OK, calm down. Take deep breaths and think of bowling. First, let us discuss what would happen if an electron did collide with a proton: it would bounce off and go right back to orbiting. For two things to stick together, they have to turn their movement energy into some other form of energy. For example, let me throw this bowling ball at your nonbranded subcompact car. No! My nonbranded subcompact car!
There! The energy that was moving the bowling ball has been transformed into the energy needed to make a large dent in the hood, and both objects are now at rest. But electrons and protons can’t make dents in each other. Electrons are undentable because they’re fundamental: they’re not made of smaller things that can rearrange their shape. - Protons are made of smaller things: quarks. But quarks are held together by the Strong Force, and that makes protons pretty tough. There’s a reason we didn’t name it the Lame Force. Q Q + Q So an electron-proton collision wouldn’t be very dramatic.
Not unless the electron had its energy level pumped way into the crazy zone by something like a particle accelerator. In that case, it would blast the quarks apart, which is how we discovered quarks in the first place. Q - Q Q
So do natural electron-proton collisions happen all the time? No, and that is where we start to get a little quantum mechanical. All you need to know for now is that electrons are not just particles. They are also waves. I know this is a brain-swelling concept, but it is one of the fundamental insights of quantum mechanics. Now, for an electron that is zipping around a proton to pull in towards the proton, its orbit would have to shrink. And because the electron is also a wave, a smaller orbit means a smaller wavelength. Larger Size More Energy But waves increase in energy when their wavelengths get smaller. So as the electron gets closer to the proton, its energy increases, and pretty soon it’s moving so energetically that it zips back out again. It’s as if the electron has a minimum speed, and the minimum speed is too fast to let it spiral in to the proton. Orbiting is the closest it can get. So the electron can never ever collide with the proton?
Well … never ever is a tricky concept in quantum mechanics. At the quantum level, the laws of physics are not really laws. They’re more like really high probabilities. There’s a really high probability that an electron will be where the laws of physics say it should be. But there’s a really low probability that it will turn up somewhere else. So the electron we’re talking about might actually be inside my left nostril? Or in the core of Jupiter. But the chances that it is in either place are really, really low. You have no idea how low – it’s a brain-swellingly small number. probably somewhere in here not here or here

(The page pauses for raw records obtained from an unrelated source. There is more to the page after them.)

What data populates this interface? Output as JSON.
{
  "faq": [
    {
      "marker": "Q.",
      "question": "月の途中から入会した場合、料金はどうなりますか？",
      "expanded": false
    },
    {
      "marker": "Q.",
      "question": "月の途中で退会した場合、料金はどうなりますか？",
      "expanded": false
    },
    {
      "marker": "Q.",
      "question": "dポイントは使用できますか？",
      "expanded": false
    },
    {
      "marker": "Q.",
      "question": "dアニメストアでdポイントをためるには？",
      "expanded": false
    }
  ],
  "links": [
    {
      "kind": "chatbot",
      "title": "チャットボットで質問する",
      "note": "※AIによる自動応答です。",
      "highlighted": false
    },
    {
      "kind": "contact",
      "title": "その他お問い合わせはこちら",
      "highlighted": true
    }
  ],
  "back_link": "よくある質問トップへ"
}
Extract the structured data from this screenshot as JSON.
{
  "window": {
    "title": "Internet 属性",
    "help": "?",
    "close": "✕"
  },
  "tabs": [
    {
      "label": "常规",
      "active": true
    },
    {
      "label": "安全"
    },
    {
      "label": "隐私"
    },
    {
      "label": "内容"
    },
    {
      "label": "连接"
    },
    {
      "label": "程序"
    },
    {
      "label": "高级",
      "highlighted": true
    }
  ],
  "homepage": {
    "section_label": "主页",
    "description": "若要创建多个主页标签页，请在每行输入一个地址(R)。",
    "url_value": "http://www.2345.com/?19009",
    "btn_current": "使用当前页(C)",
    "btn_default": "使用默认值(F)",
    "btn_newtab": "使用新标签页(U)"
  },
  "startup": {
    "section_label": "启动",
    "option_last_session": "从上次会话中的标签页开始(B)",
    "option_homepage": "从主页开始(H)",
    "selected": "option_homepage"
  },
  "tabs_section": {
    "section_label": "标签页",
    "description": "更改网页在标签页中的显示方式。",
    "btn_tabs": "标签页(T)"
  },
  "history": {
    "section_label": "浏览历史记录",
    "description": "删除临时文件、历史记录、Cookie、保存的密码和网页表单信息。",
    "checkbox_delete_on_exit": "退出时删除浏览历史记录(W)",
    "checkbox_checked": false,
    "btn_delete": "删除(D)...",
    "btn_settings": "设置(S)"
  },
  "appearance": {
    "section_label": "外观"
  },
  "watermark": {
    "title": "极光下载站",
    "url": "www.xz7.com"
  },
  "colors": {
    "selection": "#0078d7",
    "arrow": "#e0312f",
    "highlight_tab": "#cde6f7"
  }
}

I do feel a little brain-swollen. This quantum stuff is hard to picture. It’s totally alien to how we perceive the world at our large-scale sizes. But the predictions of quantum theory have been tested in the lab quite a bit, and they just keep succeeding. The Universe is one tripped-out crazy place. Let us rest our swollen brains for now. Would you care to go bowling? Can you promise me that my bowling ball won’t end up inside my left nostril? Almost certainly.